Dataset rows describing interfaces
>>>>>

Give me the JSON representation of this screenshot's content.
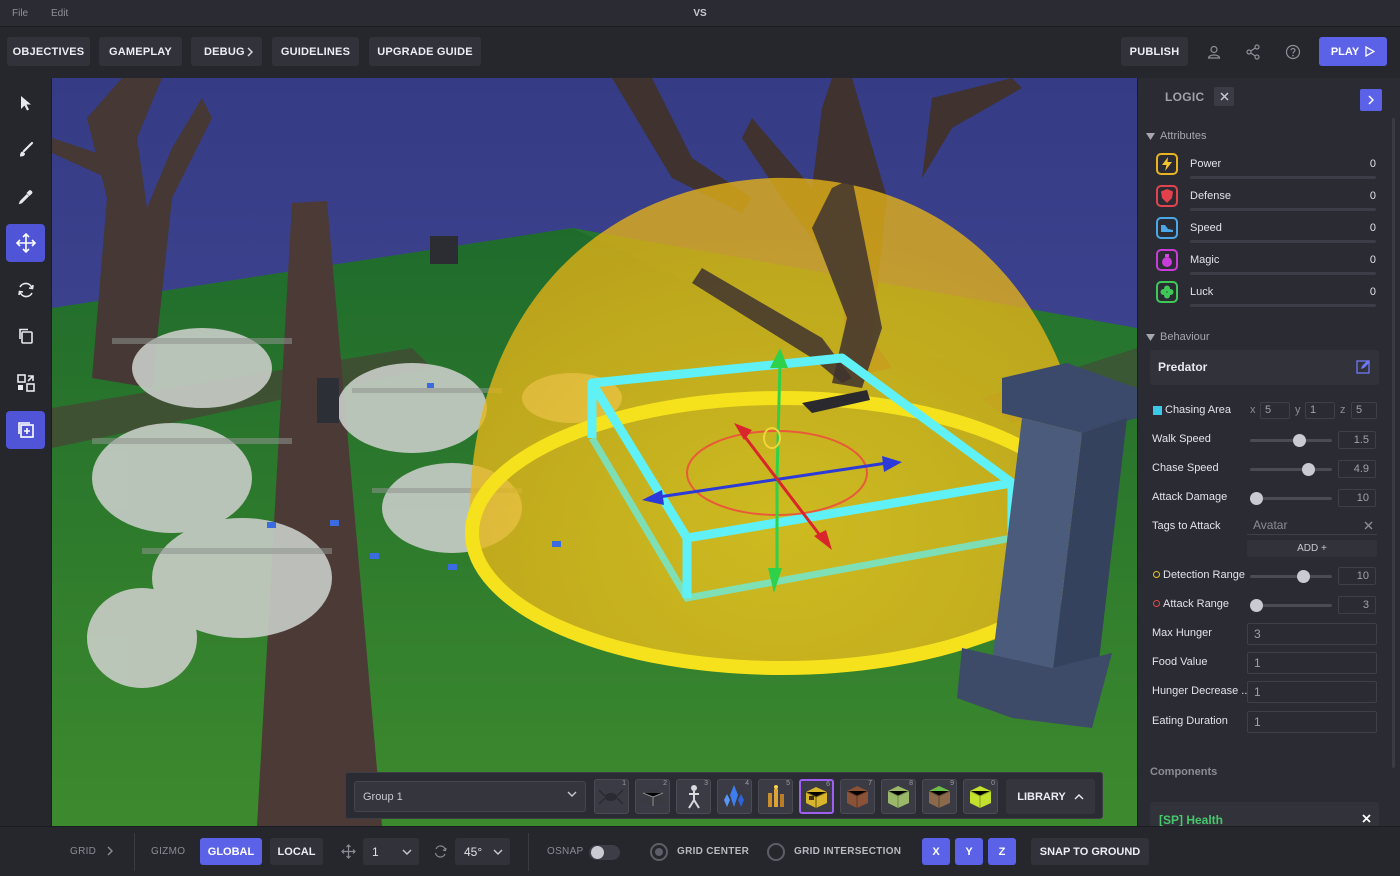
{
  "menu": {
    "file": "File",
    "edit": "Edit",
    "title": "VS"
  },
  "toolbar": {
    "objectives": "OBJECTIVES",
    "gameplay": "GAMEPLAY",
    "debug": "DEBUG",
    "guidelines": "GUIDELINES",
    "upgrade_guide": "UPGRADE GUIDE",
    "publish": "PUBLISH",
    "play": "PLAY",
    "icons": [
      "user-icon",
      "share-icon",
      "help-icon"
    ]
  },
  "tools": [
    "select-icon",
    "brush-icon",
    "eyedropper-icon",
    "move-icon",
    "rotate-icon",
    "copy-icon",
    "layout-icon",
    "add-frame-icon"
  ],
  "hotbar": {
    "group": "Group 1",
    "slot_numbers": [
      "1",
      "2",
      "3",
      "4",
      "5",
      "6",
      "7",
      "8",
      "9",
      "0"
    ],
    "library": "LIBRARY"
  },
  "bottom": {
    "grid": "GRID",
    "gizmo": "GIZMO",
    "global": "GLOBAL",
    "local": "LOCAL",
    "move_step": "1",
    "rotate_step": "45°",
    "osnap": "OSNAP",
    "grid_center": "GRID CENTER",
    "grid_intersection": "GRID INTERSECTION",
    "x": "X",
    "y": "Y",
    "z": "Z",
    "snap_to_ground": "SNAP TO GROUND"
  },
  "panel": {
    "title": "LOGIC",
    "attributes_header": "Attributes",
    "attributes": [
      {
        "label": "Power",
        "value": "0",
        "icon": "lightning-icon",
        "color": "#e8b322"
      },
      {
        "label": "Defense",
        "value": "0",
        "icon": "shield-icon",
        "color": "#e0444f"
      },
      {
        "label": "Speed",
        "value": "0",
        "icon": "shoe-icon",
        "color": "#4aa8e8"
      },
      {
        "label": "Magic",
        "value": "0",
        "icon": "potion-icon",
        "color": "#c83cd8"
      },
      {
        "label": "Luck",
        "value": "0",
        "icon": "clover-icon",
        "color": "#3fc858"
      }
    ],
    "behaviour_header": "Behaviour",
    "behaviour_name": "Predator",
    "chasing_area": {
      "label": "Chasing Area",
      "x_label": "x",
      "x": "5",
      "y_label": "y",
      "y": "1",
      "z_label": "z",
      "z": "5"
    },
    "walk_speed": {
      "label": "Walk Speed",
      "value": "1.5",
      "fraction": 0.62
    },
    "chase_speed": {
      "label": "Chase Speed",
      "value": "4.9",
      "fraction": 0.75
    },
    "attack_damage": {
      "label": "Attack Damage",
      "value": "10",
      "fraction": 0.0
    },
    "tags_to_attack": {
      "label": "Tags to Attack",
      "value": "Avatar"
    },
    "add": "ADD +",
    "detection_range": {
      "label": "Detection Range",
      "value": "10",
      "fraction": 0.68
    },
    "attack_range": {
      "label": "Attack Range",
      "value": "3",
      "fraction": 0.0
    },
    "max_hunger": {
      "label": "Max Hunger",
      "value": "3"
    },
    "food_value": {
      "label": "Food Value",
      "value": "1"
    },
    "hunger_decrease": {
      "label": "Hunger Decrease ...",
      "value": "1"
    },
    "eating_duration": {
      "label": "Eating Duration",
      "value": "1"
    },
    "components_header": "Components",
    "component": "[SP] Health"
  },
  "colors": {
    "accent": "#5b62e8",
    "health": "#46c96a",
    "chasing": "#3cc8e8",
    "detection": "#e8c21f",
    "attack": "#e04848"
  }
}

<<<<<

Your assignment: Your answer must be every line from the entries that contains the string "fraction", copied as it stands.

Result:
      "fraction": 0.62
      "fraction": 0.75
      "fraction": 0.0
      "fraction": 0.68
      "fraction": 0.0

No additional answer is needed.